Provided data:
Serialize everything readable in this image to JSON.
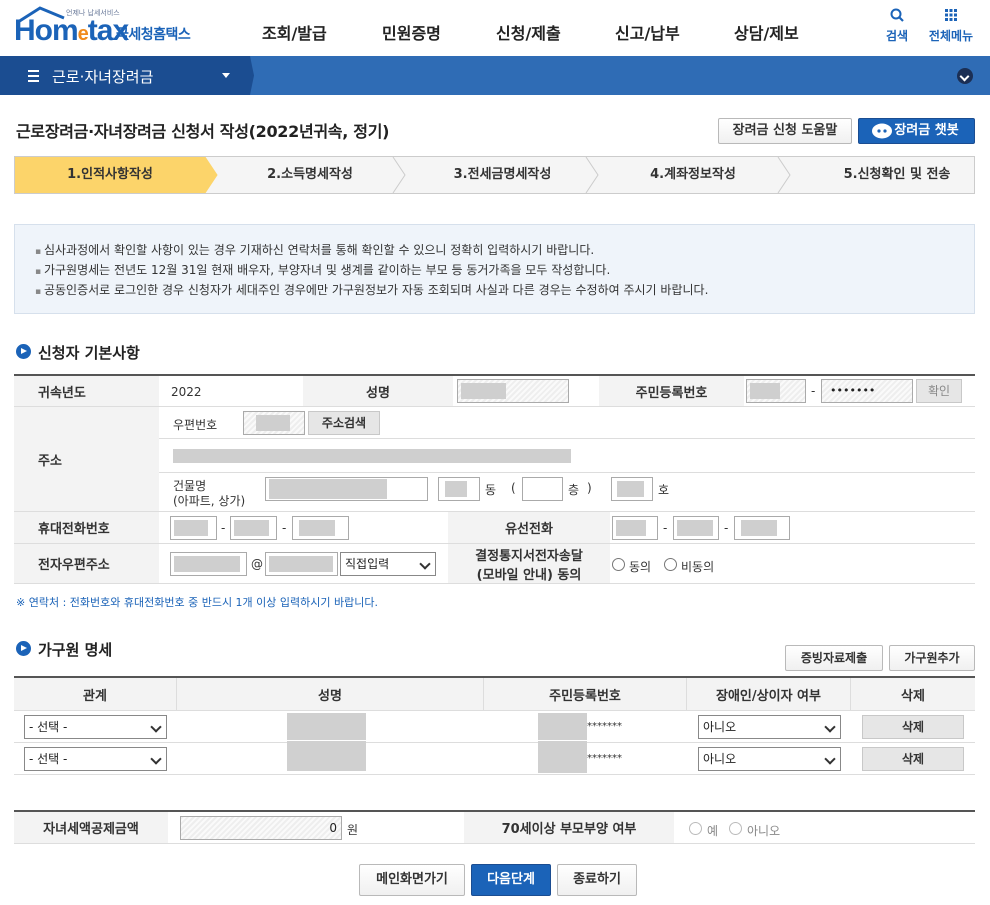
{
  "header": {
    "logo_sub": "언제나 납세서비스",
    "logo_text": "Hometax",
    "logo_kr": "국세청홈택스",
    "menu": [
      "조회/발급",
      "민원증명",
      "신청/제출",
      "신고/납부",
      "상담/제보"
    ],
    "search_label": "검색",
    "allmenu_label": "전체메뉴"
  },
  "location": {
    "title": "근로·자녀장려금"
  },
  "page": {
    "title": "근로장려금·자녀장려금 신청서 작성(2022년귀속, 정기)",
    "help_button": "장려금 신청 도움말",
    "chatbot_button": "장려금 챗봇"
  },
  "steps": [
    "1.인적사항작성",
    "2.소득명세작성",
    "3.전세금명세작성",
    "4.계좌정보작성",
    "5.신청확인 및 전송"
  ],
  "notice": [
    "심사과정에서 확인할 사항이 있는 경우 기재하신 연락처를 통해 확인할 수 있으니 정확히 입력하시기 바랍니다.",
    "가구원명세는 전년도 12월 31일 현재 배우자, 부양자녀 및 생계를 같이하는 부모 등 동거가족을 모두 작성합니다.",
    "공동인증서로 로그인한 경우 신청자가 세대주인 경우에만 가구원정보가 자동 조회되며 사실과 다른 경우는 수정하여 주시기 바랍니다."
  ],
  "applicant": {
    "section_title": "신청자 기본사항",
    "year_label": "귀속년도",
    "year_value": "2022",
    "name_label": "성명",
    "rrn_label": "주민등록번호",
    "rrn_mask": "•••••••",
    "confirm_button": "확인",
    "address_label": "주소",
    "postcode_label": "우편번호",
    "address_search_button": "주소검색",
    "building_label": "건물명",
    "building_hint": "(아파트, 상가)",
    "dong_label": "동",
    "paren_open": "(",
    "floor_label": "층",
    "paren_close": ")",
    "ho_label": "호",
    "mobile_label": "휴대전화번호",
    "phone_label": "유선전화",
    "email_label": "전자우편주소",
    "email_at": "@",
    "email_domain_select": "직접입력",
    "notify_label_1": "결정통지서전자송달",
    "notify_label_2": "(모바일 안내) 동의",
    "agree_label": "동의",
    "disagree_label": "비동의",
    "dash": "-"
  },
  "contact_note": "※ 연락처 : 전화번호와 휴대전화번호 중 반드시 1개 이상 입력하시기 바랍니다.",
  "household": {
    "section_title": "가구원 명세",
    "evidence_button": "증빙자료제출",
    "add_button": "가구원추가",
    "columns": [
      "관계",
      "성명",
      "주민등록번호",
      "장애인/상이자 여부",
      "삭제"
    ],
    "rows": [
      {
        "relation": "- 선택 -",
        "rrn_tail": "*******",
        "disabled": "아니오",
        "delete": "삭제"
      },
      {
        "relation": "- 선택 -",
        "rrn_tail": "*******",
        "disabled": "아니오",
        "delete": "삭제"
      }
    ]
  },
  "deduction": {
    "child_credit_label": "자녀세액공제금액",
    "child_credit_value": "0",
    "won": "원",
    "parent_label": "70세이상 부모부양 여부",
    "yes_label": "예",
    "no_label": "아니오"
  },
  "footer": {
    "main_button": "메인화면가기",
    "next_button": "다음단계",
    "exit_button": "종료하기"
  },
  "colors": {
    "brand": "#1b63b8",
    "location_bar": "#2f6cb5",
    "active_step": "#fcd46a"
  }
}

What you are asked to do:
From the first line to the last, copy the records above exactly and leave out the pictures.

Response for this exercise:
Serialize everything readable in this image to JSON.
{
  "header": {
    "logo_sub": "언제나 납세서비스",
    "logo_text": "Hometax",
    "logo_kr": "국세청홈택스",
    "menu": [
      "조회/발급",
      "민원증명",
      "신청/제출",
      "신고/납부",
      "상담/제보"
    ],
    "search_label": "검색",
    "allmenu_label": "전체메뉴"
  },
  "location": {
    "title": "근로·자녀장려금"
  },
  "page": {
    "title": "근로장려금·자녀장려금 신청서 작성(2022년귀속, 정기)",
    "help_button": "장려금 신청 도움말",
    "chatbot_button": "장려금 챗봇"
  },
  "steps": [
    "1.인적사항작성",
    "2.소득명세작성",
    "3.전세금명세작성",
    "4.계좌정보작성",
    "5.신청확인 및 전송"
  ],
  "notice": [
    "심사과정에서 확인할 사항이 있는 경우 기재하신 연락처를 통해 확인할 수 있으니 정확히 입력하시기 바랍니다.",
    "가구원명세는 전년도 12월 31일 현재 배우자, 부양자녀 및 생계를 같이하는 부모 등 동거가족을 모두 작성합니다.",
    "공동인증서로 로그인한 경우 신청자가 세대주인 경우에만 가구원정보가 자동 조회되며 사실과 다른 경우는 수정하여 주시기 바랍니다."
  ],
  "applicant": {
    "section_title": "신청자 기본사항",
    "year_label": "귀속년도",
    "year_value": "2022",
    "name_label": "성명",
    "rrn_label": "주민등록번호",
    "rrn_mask": "•••••••",
    "confirm_button": "확인",
    "address_label": "주소",
    "postcode_label": "우편번호",
    "address_search_button": "주소검색",
    "building_label": "건물명",
    "building_hint": "(아파트, 상가)",
    "dong_label": "동",
    "paren_open": "(",
    "floor_label": "층",
    "paren_close": ")",
    "ho_label": "호",
    "mobile_label": "휴대전화번호",
    "phone_label": "유선전화",
    "email_label": "전자우편주소",
    "email_at": "@",
    "email_domain_select": "직접입력",
    "notify_label_1": "결정통지서전자송달",
    "notify_label_2": "(모바일 안내) 동의",
    "agree_label": "동의",
    "disagree_label": "비동의",
    "dash": "-"
  },
  "contact_note": "※ 연락처 : 전화번호와 휴대전화번호 중 반드시 1개 이상 입력하시기 바랍니다.",
  "household": {
    "section_title": "가구원 명세",
    "evidence_button": "증빙자료제출",
    "add_button": "가구원추가",
    "columns": [
      "관계",
      "성명",
      "주민등록번호",
      "장애인/상이자 여부",
      "삭제"
    ],
    "rows": [
      {
        "relation": "- 선택 -",
        "rrn_tail": "*******",
        "disabled": "아니오",
        "delete": "삭제"
      },
      {
        "relation": "- 선택 -",
        "rrn_tail": "*******",
        "disabled": "아니오",
        "delete": "삭제"
      }
    ]
  },
  "deduction": {
    "child_credit_label": "자녀세액공제금액",
    "child_credit_value": "0",
    "won": "원",
    "parent_label": "70세이상 부모부양 여부",
    "yes_label": "예",
    "no_label": "아니오"
  },
  "footer": {
    "main_button": "메인화면가기",
    "next_button": "다음단계",
    "exit_button": "종료하기"
  },
  "colors": {
    "brand": "#1b63b8",
    "location_bar": "#2f6cb5",
    "active_step": "#fcd46a"
  }
}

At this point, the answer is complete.